===== GIVEN DATA

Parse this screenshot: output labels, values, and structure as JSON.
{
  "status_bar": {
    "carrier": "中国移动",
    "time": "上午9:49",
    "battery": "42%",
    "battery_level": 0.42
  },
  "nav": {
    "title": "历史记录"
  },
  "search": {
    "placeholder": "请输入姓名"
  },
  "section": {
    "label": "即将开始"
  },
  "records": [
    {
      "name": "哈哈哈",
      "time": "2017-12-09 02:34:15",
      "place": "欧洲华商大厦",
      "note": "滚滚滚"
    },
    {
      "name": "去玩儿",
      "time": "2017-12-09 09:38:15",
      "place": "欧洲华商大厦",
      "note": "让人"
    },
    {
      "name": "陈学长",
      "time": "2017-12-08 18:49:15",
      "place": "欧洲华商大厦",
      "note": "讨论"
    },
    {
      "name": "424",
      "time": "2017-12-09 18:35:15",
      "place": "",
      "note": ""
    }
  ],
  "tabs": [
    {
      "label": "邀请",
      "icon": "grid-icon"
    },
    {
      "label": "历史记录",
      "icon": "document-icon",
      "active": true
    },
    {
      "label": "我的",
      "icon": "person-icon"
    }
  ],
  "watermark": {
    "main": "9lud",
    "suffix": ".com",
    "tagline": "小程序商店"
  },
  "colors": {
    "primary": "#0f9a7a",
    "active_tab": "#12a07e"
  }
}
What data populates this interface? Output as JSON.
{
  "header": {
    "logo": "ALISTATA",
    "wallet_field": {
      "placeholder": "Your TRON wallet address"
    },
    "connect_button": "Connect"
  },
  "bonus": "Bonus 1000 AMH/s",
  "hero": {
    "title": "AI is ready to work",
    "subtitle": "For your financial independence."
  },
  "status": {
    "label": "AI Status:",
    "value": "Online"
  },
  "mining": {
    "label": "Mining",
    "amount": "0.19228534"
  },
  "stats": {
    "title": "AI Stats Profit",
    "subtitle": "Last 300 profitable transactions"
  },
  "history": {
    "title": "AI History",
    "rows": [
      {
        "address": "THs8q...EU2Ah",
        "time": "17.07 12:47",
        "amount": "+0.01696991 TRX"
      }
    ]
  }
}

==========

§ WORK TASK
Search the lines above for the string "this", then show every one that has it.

§ WRITTEN RESPONSE
Parse this screenshot: output labels, values, and structure as JSON.
What data populates this interface? Output as JSON.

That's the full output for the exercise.